Breakfast reading from the Voice Media Empire: Hogue is among the most notorious criminal impersonators in American history. First, he faked his way into high school when he was in his mid-twenties. Then he faked his way into Yale when he was even older. And that was just the beginning of his criminal career. Westword has the story.
A former Medicare provider who owned an ambulance company has been found guilty of engaging in organized crime after deceiving dozens of mentally disabled patients and attempting to steal more than $1.3 million through fraudulent Medicare and Medicaid programs, the Texas Attorney General’s Office announced Tuesday.

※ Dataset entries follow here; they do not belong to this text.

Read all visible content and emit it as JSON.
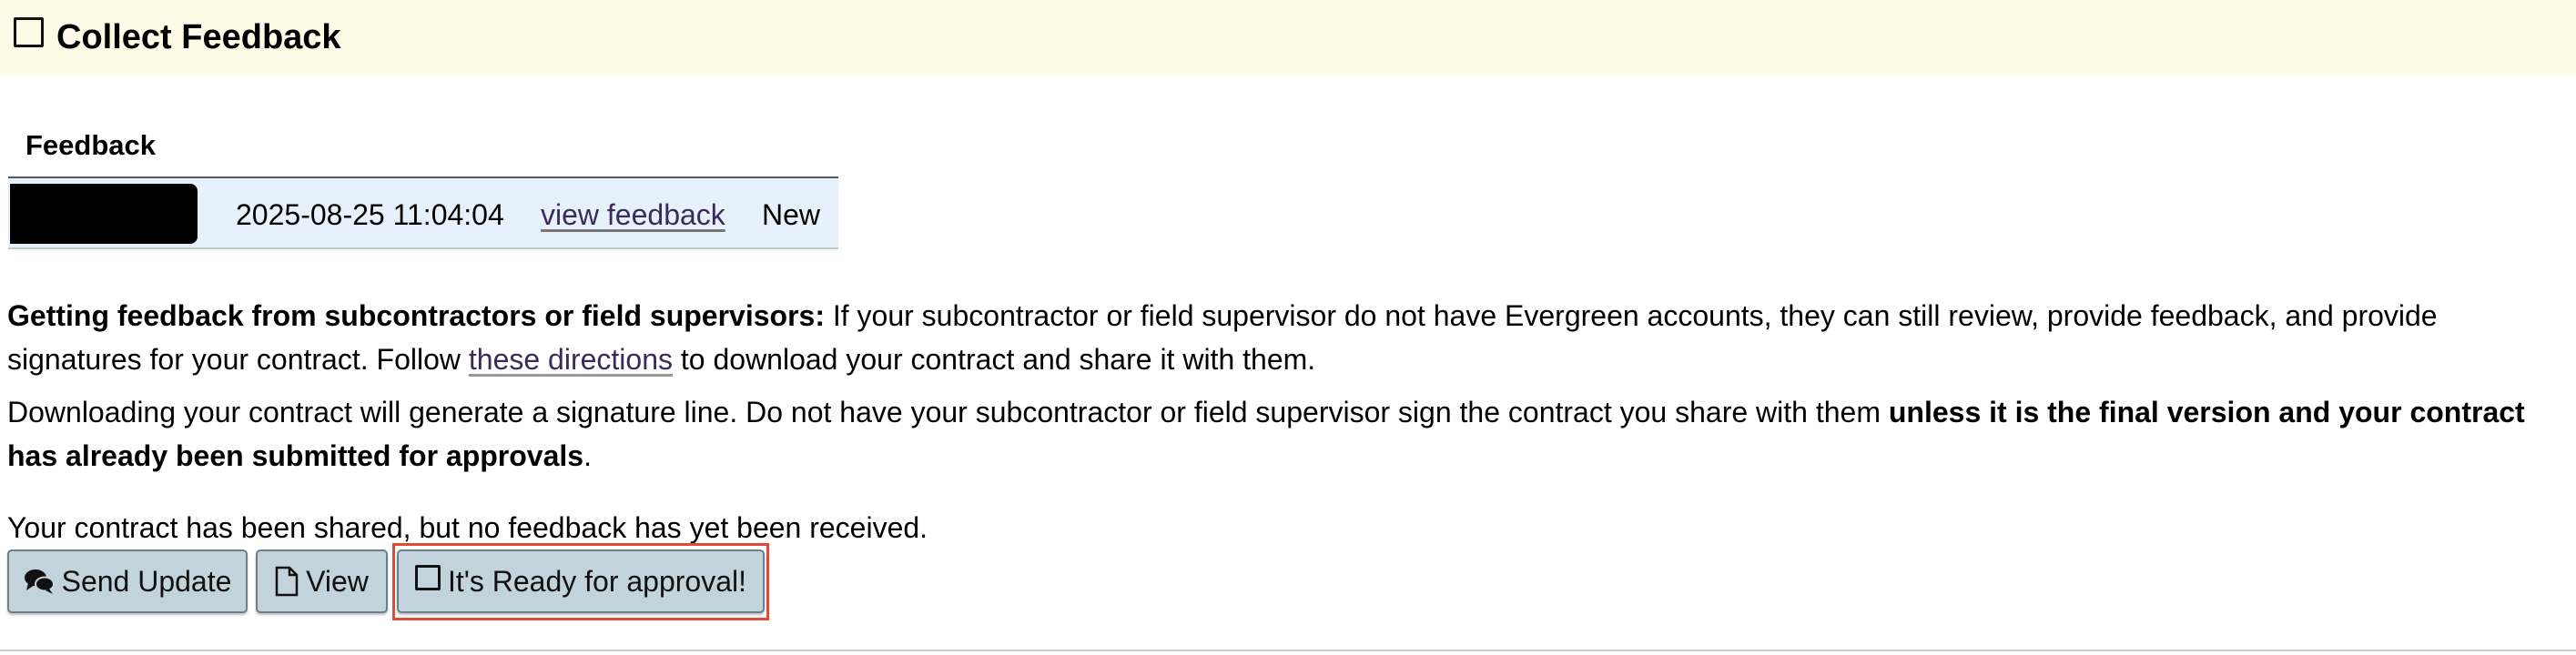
{
  "section": {
    "title": "Collect Feedback"
  },
  "feedback": {
    "heading": "Feedback",
    "rows": [
      {
        "date": "2025-08-25 11:04:04",
        "link": "view feedback",
        "status": "New"
      }
    ]
  },
  "info": {
    "p1_bold": "Getting feedback from subcontractors or field supervisors:",
    "p1_text": " If your subcontractor or field supervisor do not have Evergreen accounts, they can still review, provide feedback, and provide signatures for your contract. Follow ",
    "p1_link": "these directions",
    "p1_end": " to download your contract and share it with them.",
    "p2_text": "Downloading your contract will generate a signature line. Do not have your subcontractor or field supervisor sign the contract you share with them ",
    "p2_bold": "unless it is the final version and your contract has already been submitted for approvals",
    "p2_end": ".",
    "status": "Your contract has been shared, but no feedback has yet been received."
  },
  "buttons": {
    "send_update": "Send Update",
    "view": "View",
    "ready": "It's Ready for approval!"
  },
  "icons": {
    "header": "checkbox-icon",
    "send_update": "chat-bubbles-icon",
    "view": "document-icon",
    "ready": "checkbox-icon"
  },
  "colors": {
    "header_bg": "#fdfbe6",
    "table_bg": "#e7f1fb",
    "button_bg": "#c3d3dc",
    "highlight": "#e14a36",
    "link": "#3b2a5a"
  }
}
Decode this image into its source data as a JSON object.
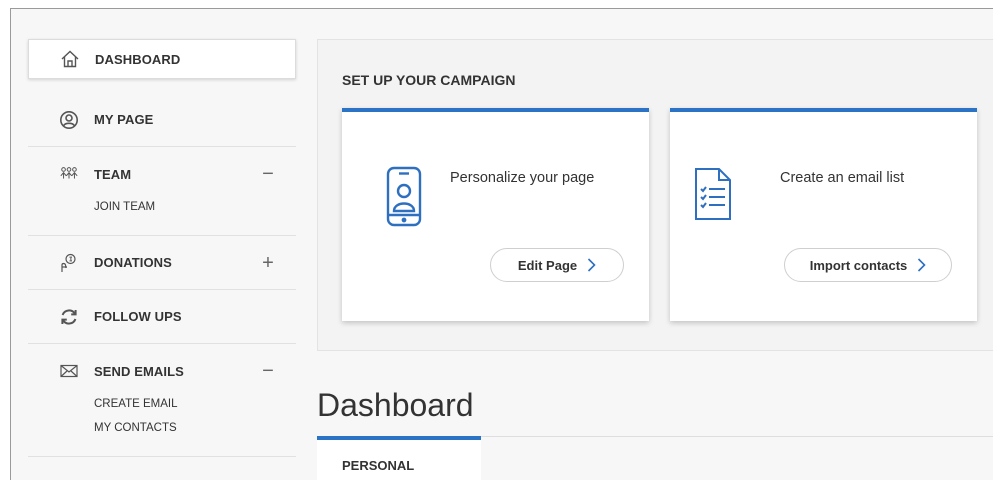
{
  "sidebar": {
    "items": [
      {
        "label": "DASHBOARD",
        "icon": "home-icon"
      },
      {
        "label": "MY PAGE",
        "icon": "user-circle-icon"
      },
      {
        "label": "TEAM",
        "icon": "team-icon",
        "toggle": "−",
        "sub": [
          "JOIN TEAM"
        ]
      },
      {
        "label": "DONATIONS",
        "icon": "donation-hand-icon",
        "toggle": "+"
      },
      {
        "label": "FOLLOW UPS",
        "icon": "refresh-icon"
      },
      {
        "label": "SEND EMAILS",
        "icon": "envelope-icon",
        "toggle": "−",
        "sub": [
          "CREATE EMAIL",
          "MY CONTACTS"
        ]
      }
    ]
  },
  "campaign": {
    "title": "SET UP YOUR CAMPAIGN",
    "cards": [
      {
        "text": "Personalize your page",
        "button": "Edit Page",
        "icon": "phone-profile-icon"
      },
      {
        "text": "Create an email list",
        "button": "Import contacts",
        "icon": "checklist-document-icon"
      }
    ]
  },
  "dashboard": {
    "title": "Dashboard",
    "tabs": [
      {
        "label": "PERSONAL"
      }
    ]
  },
  "colors": {
    "accent": "#2b73c4",
    "icon_blue": "#2e6fc0",
    "text": "#333333"
  }
}
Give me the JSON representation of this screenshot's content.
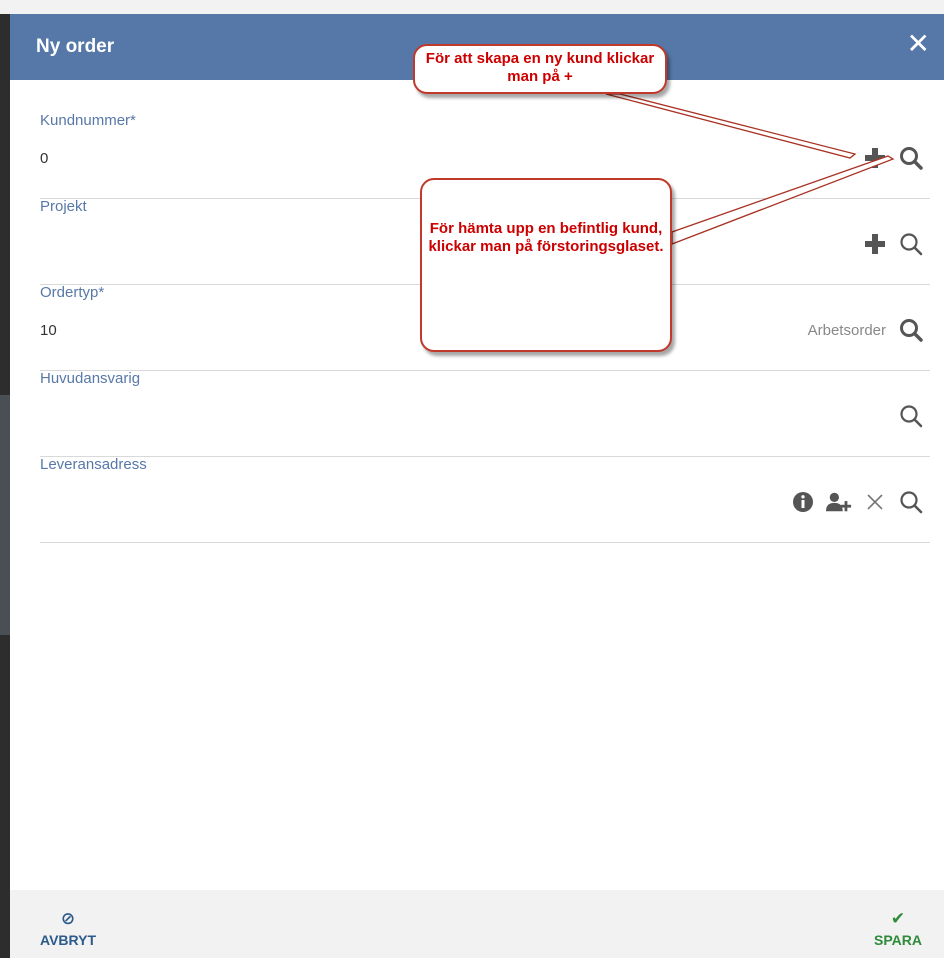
{
  "dialog": {
    "title": "Ny order",
    "close": "✕"
  },
  "fields": [
    {
      "label": "Kundnummer*",
      "value": "0",
      "icons": [
        "plus-icon",
        "search-icon"
      ]
    },
    {
      "label": "Projekt",
      "value": "",
      "icons": [
        "plus-icon",
        "search-icon"
      ]
    },
    {
      "label": "Ordertyp*",
      "value": "10",
      "extra": "Arbetsorder",
      "icons": [
        "search-icon"
      ]
    },
    {
      "label": "Huvudansvarig",
      "value": "",
      "icons": [
        "search-icon"
      ]
    },
    {
      "label": "Leveransadress",
      "value": "",
      "icons": [
        "info-icon",
        "add-user-icon",
        "clear-icon",
        "search-icon"
      ]
    }
  ],
  "callouts": {
    "create": "För att skapa en ny kund klickar man på +",
    "fetch": "För hämta upp en befintlig kund, klickar man på förstoringsglaset."
  },
  "footer": {
    "cancel_label": "AVBRYT",
    "save_label": "SPARA",
    "cancel_icon": "⊘",
    "save_icon": "✔"
  },
  "colors": {
    "header": "#5578a8",
    "label": "#5878a8",
    "callout_text": "#cc0000",
    "save": "#2f8a3a",
    "cancel": "#2c5a8a"
  }
}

A Harris County judge sentenced the 44-year-old Houston man, Chimaroke Echenwune, to 30 years in prison for the elaborate theft.
Heading into the election, Republican presidential candidate Donald Trump warned of voter fraud and urged his supporters to watch the polls in “certain areas.” Though we don’t think he meant his own supporters would be the ones trying to stuff the ballot box.
But that’s exactly what happened Tuesday evening, when the Fort Bend County Sheriff’s Office says it arrested a man who claimed to be a Trump supporter. In a tweet, the sheriff’s office said the man claimed to work for Trump and was “testing the system.”
Some criminals spend their dirty money on drugs. Others blow it on luxury cars, high-end escorts, or trips to obscure rich-people enclaves like Gstaad, Switzerland. Or, if you’re Dr. Fernando Mendez-Villamil, a man accused of running one of the largest fake-prescription schemes in history, you invest heavily in paintings of surreal horses and nude women.
Last Friday, Mendez-Villamil pleaded guilty to charges of conspiracy to commit wire fraud, conspiracy to defraud the United States in regard to immigration matters, and “conspiracy to defraud the government.” And on June 30, authorities seized his 221-piece collection of surrealist art from his home.
From a showroom set up in her pricey Coconut Grove home, Tascon peddled fake designer handbags from the likes of Louis Vuitton and counterfeit Rolex watches.
Selling clients a fake version of the good life earned her more than $700,000, and, in turn, the money helped fund her own good life. When she filed for bankruptcy in 2014, she failed to report the income from her counterfeit business. The feds soon uncovered a web of money laundering and counterfeit trafficking.
“I’m Paul Vernon — Big Vern — of Cryptsy,” said the CEO, whose company was an online marketplace where users could trade their Bitcoins — a virtual form of money — for a growing number of digital imitators with names like Litecoin and Darkcoin.
Business was booming. In barely a year, Cryptsy had amassed 250,000 users trading millions of dollars, and Vernon was flying cross-country to speak at conferences from New York to San Francisco. His firm had outgrown its first office and moved its dozen or so employees into this Mediterranean-style building. Soon, Vernon himself would upgrade to a million-dollar Delray Beach mansion.
“Opa-locka Hialeah is the place to go,” goes the familiar jingle. “It’s more than just a market, it’s a great big” center of food stamp fraud, apparently. Multiple agencies raided the iconic Opa-locka Hialeah Flea Market this afternoon and 22 shop owners ended up being indicted. Some were hauled off in zip-tie handcuffs for participating in a widespread scheme that involved exchanging food stamps for cash.
Stealing someone’s identity to become a dinner cruise ship captain might be easier than actually going through the training — but the latter, at least, doesn’t end with a ten-year prison sentence hanging over your head. Cynthia Lyerla has been arrested for using the stolen identity of a dead woman for more than 20 years in order to obtain a mariner’s license and Transportation Security Administration documentation — and also to get paid to live in vacationers’ paradise.
Patricia Perez-Gonzalez, 26, and her boyfriend, Alberto Companioni, 31, were living a life of extravagance in the stereotypical way some outsiders think all Miamians live. But it turns out they may have been funding that opulent lifestyle with a complex criminal operation of credit card fraud.
Beginning in 2014, the couple stole people’s personal information to obtain American Express personal cards, prosecutors say. The victims were primarily senior citizens, and the duo would have the cards sent to random locations. They racked up charges on luxury vacations, designer clothes, and exotic cars.